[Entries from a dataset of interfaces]

★ ★ ★ ★ ★ ★ ★

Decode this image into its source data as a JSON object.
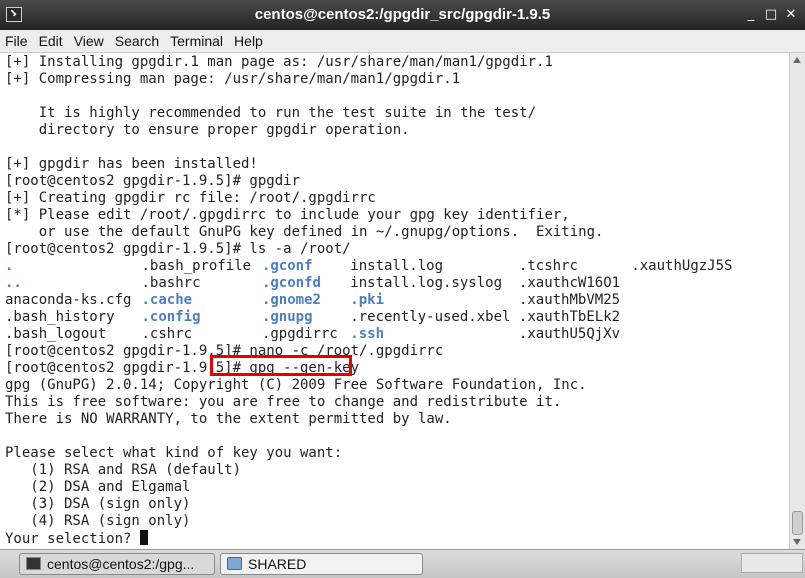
{
  "window": {
    "title": "centos@centos2:/gpgdir_src/gpgdir-1.9.5",
    "minimize_glyph": "_",
    "maximize_glyph": "□",
    "close_glyph": "✕"
  },
  "menu": [
    "File",
    "Edit",
    "View",
    "Search",
    "Terminal",
    "Help"
  ],
  "terminal": {
    "lines": [
      "[+] Installing gpgdir.1 man page as: /usr/share/man/man1/gpgdir.1",
      "[+] Compressing man page: /usr/share/man/man1/gpgdir.1",
      "",
      "    It is highly recommended to run the test suite in the test/",
      "    directory to ensure proper gpgdir operation.",
      "",
      "[+] gpgdir has been installed!",
      "[root@centos2 gpgdir-1.9.5]# gpgdir",
      "[+] Creating gpgdir rc file: /root/.gpgdirrc",
      "[*] Please edit /root/.gpgdirrc to include your gpg key identifier,",
      "    or use the default GnuPG key defined in ~/.gnupg/options.  Exiting.",
      "[root@centos2 gpgdir-1.9.5]# ls -a /root/"
    ],
    "ls_rows": [
      [
        ".",
        ".bash_profile",
        ".gconf",
        "install.log",
        ".tcshrc",
        ".xauthUgzJ5S"
      ],
      [
        "..",
        ".bashrc",
        ".gconfd",
        "install.log.syslog",
        ".xauthcW16O1",
        ""
      ],
      [
        "anaconda-ks.cfg",
        ".cache",
        ".gnome2",
        ".pki",
        ".xauthMbVM25",
        ""
      ],
      [
        ".bash_history",
        ".config",
        ".gnupg",
        ".recently-used.xbel",
        ".xauthTbELk2",
        ""
      ],
      [
        ".bash_logout",
        ".cshrc",
        ".gpgdirrc",
        ".ssh",
        ".xauthU5QjXv",
        ""
      ]
    ],
    "ls_blue": [
      [
        true,
        false,
        true,
        false,
        false,
        false
      ],
      [
        true,
        false,
        true,
        false,
        false,
        false
      ],
      [
        false,
        true,
        true,
        true,
        false,
        false
      ],
      [
        false,
        true,
        true,
        false,
        false,
        false
      ],
      [
        false,
        false,
        false,
        true,
        false,
        false
      ]
    ],
    "after_lines": [
      "[root@centos2 gpgdir-1.9.5]# nano -c /root/.gpgdirrc",
      "[root@centos2 gpgdir-1.9.5]# gpg --gen-key",
      "gpg (GnuPG) 2.0.14; Copyright (C) 2009 Free Software Foundation, Inc.",
      "This is free software: you are free to change and redistribute it.",
      "There is NO WARRANTY, to the extent permitted by law.",
      "",
      "Please select what kind of key you want:",
      "   (1) RSA and RSA (default)",
      "   (2) DSA and Elgamal",
      "   (3) DSA (sign only)",
      "   (4) RSA (sign only)"
    ],
    "prompt": "Your selection? ",
    "highlight_color": "#e60000",
    "dir_color": "#4b7fc4"
  },
  "taskbar": {
    "items": [
      {
        "label": "centos@centos2:/gpg...",
        "icon": "terminal-icon"
      },
      {
        "label": "SHARED",
        "icon": "folder-icon"
      }
    ]
  }
}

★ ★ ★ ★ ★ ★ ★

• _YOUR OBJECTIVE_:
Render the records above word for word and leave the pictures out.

• _WORKED SOLUTION_:
Decode this image into its source data as a JSON object.
{
  "window": {
    "title": "centos@centos2:/gpgdir_src/gpgdir-1.9.5",
    "minimize_glyph": "_",
    "maximize_glyph": "□",
    "close_glyph": "✕"
  },
  "menu": [
    "File",
    "Edit",
    "View",
    "Search",
    "Terminal",
    "Help"
  ],
  "terminal": {
    "lines": [
      "[+] Installing gpgdir.1 man page as: /usr/share/man/man1/gpgdir.1",
      "[+] Compressing man page: /usr/share/man/man1/gpgdir.1",
      "",
      "    It is highly recommended to run the test suite in the test/",
      "    directory to ensure proper gpgdir operation.",
      "",
      "[+] gpgdir has been installed!",
      "[root@centos2 gpgdir-1.9.5]# gpgdir",
      "[+] Creating gpgdir rc file: /root/.gpgdirrc",
      "[*] Please edit /root/.gpgdirrc to include your gpg key identifier,",
      "    or use the default GnuPG key defined in ~/.gnupg/options.  Exiting.",
      "[root@centos2 gpgdir-1.9.5]# ls -a /root/"
    ],
    "ls_rows": [
      [
        ".",
        ".bash_profile",
        ".gconf",
        "install.log",
        ".tcshrc",
        ".xauthUgzJ5S"
      ],
      [
        "..",
        ".bashrc",
        ".gconfd",
        "install.log.syslog",
        ".xauthcW16O1",
        ""
      ],
      [
        "anaconda-ks.cfg",
        ".cache",
        ".gnome2",
        ".pki",
        ".xauthMbVM25",
        ""
      ],
      [
        ".bash_history",
        ".config",
        ".gnupg",
        ".recently-used.xbel",
        ".xauthTbELk2",
        ""
      ],
      [
        ".bash_logout",
        ".cshrc",
        ".gpgdirrc",
        ".ssh",
        ".xauthU5QjXv",
        ""
      ]
    ],
    "ls_blue": [
      [
        true,
        false,
        true,
        false,
        false,
        false
      ],
      [
        true,
        false,
        true,
        false,
        false,
        false
      ],
      [
        false,
        true,
        true,
        true,
        false,
        false
      ],
      [
        false,
        true,
        true,
        false,
        false,
        false
      ],
      [
        false,
        false,
        false,
        true,
        false,
        false
      ]
    ],
    "after_lines": [
      "[root@centos2 gpgdir-1.9.5]# nano -c /root/.gpgdirrc",
      "[root@centos2 gpgdir-1.9.5]# gpg --gen-key",
      "gpg (GnuPG) 2.0.14; Copyright (C) 2009 Free Software Foundation, Inc.",
      "This is free software: you are free to change and redistribute it.",
      "There is NO WARRANTY, to the extent permitted by law.",
      "",
      "Please select what kind of key you want:",
      "   (1) RSA and RSA (default)",
      "   (2) DSA and Elgamal",
      "   (3) DSA (sign only)",
      "   (4) RSA (sign only)"
    ],
    "prompt": "Your selection? ",
    "highlight_color": "#e60000",
    "dir_color": "#4b7fc4"
  },
  "taskbar": {
    "items": [
      {
        "label": "centos@centos2:/gpg...",
        "icon": "terminal-icon"
      },
      {
        "label": "SHARED",
        "icon": "folder-icon"
      }
    ]
  }
}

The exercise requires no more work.